**Recorded information**
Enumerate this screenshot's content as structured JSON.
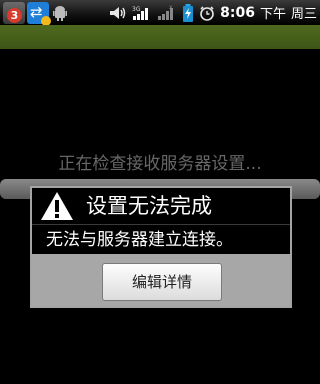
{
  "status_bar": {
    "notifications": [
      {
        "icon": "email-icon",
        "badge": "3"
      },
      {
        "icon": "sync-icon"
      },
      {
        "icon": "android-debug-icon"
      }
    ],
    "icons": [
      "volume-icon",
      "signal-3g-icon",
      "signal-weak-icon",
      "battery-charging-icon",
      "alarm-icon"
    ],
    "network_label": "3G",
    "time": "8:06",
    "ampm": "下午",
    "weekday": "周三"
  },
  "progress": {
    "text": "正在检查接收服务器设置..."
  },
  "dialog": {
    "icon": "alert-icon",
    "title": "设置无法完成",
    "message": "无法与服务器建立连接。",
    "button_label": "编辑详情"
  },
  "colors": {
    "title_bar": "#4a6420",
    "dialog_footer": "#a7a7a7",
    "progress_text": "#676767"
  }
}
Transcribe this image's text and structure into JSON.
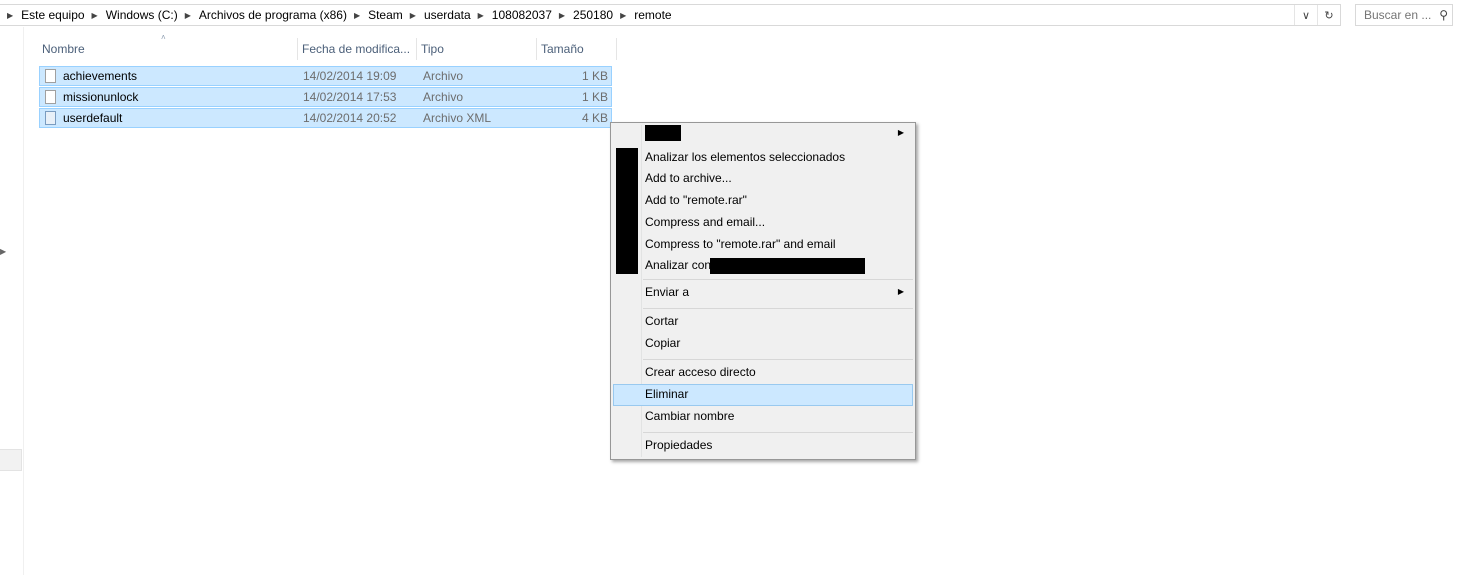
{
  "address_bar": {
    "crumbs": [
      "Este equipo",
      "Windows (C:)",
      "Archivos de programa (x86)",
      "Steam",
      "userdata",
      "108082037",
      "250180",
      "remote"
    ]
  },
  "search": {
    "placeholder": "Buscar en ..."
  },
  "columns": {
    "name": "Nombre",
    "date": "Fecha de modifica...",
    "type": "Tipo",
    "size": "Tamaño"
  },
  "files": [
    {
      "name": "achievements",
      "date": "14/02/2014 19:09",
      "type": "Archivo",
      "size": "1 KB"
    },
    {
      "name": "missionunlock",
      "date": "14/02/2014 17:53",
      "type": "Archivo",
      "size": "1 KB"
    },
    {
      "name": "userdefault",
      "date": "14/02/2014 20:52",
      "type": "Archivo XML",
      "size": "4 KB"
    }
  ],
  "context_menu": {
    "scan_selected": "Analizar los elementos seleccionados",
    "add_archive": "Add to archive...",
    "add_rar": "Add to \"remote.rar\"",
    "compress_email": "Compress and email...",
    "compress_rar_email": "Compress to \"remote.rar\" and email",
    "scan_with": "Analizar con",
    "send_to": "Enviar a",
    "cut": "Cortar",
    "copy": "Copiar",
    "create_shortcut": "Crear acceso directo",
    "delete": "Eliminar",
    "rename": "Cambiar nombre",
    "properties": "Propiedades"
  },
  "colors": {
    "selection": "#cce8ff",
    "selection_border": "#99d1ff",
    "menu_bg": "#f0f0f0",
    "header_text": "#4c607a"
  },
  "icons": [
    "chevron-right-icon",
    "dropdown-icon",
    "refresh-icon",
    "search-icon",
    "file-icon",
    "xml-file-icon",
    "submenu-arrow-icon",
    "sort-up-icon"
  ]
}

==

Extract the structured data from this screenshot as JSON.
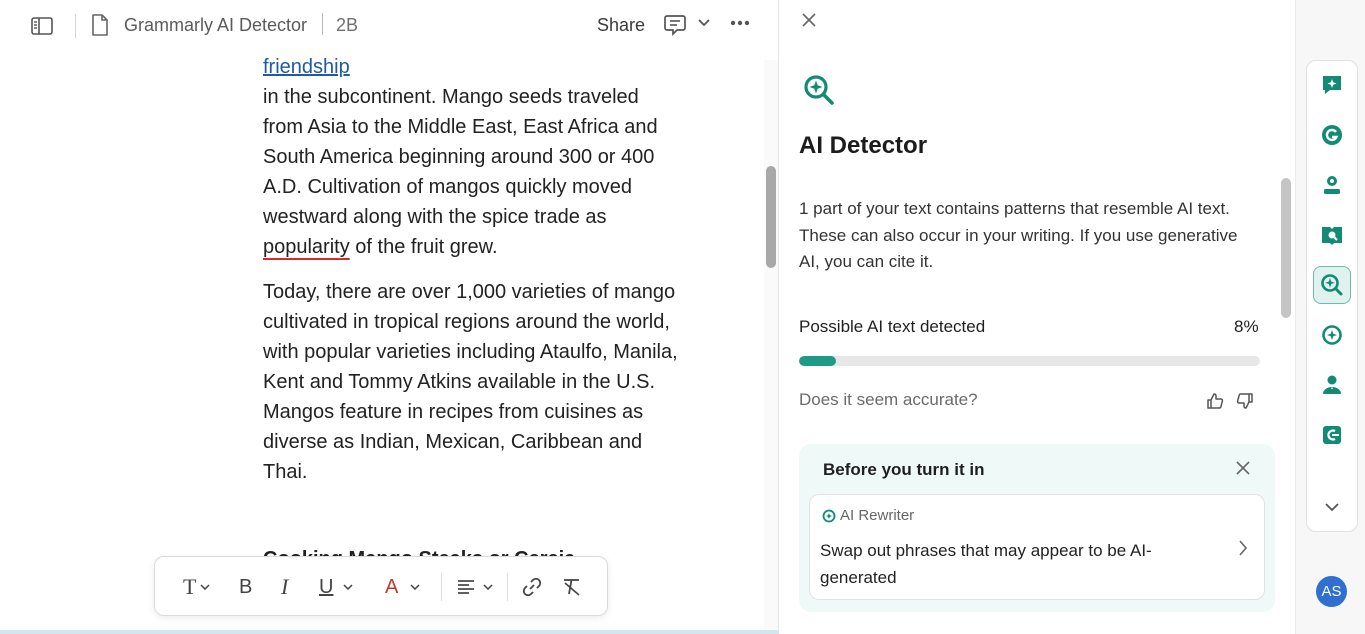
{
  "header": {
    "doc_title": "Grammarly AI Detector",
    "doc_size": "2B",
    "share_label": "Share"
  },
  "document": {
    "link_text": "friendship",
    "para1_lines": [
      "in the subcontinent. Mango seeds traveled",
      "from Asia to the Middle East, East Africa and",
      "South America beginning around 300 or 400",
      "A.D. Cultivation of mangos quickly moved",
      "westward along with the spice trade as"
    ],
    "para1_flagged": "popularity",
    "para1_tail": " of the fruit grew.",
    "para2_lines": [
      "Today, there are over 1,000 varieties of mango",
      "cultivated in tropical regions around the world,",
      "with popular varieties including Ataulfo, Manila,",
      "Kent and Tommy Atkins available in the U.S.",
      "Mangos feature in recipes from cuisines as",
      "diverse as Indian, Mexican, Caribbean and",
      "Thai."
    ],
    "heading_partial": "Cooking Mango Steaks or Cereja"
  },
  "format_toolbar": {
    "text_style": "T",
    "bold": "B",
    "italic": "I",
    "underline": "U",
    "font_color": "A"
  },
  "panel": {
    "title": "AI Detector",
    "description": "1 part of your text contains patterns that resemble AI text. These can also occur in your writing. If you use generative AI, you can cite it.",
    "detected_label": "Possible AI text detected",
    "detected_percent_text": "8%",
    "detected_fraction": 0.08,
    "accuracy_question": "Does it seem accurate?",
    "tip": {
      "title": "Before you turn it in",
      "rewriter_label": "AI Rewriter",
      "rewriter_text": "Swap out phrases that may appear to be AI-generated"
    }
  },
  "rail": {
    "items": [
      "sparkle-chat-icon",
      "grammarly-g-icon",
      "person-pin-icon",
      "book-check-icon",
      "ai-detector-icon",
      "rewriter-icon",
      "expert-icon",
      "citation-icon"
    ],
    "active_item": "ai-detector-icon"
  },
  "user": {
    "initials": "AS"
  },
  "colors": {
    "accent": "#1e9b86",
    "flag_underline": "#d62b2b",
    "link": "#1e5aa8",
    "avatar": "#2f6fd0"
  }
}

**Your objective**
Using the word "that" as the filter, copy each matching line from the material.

**Expected output**
    "description": "1 part of your text contains patterns that resemble AI text. These can also occur in your writing. If you use generative AI, you can cite it.",
      "rewriter_text": "Swap out phrases that may appear to be AI-generated"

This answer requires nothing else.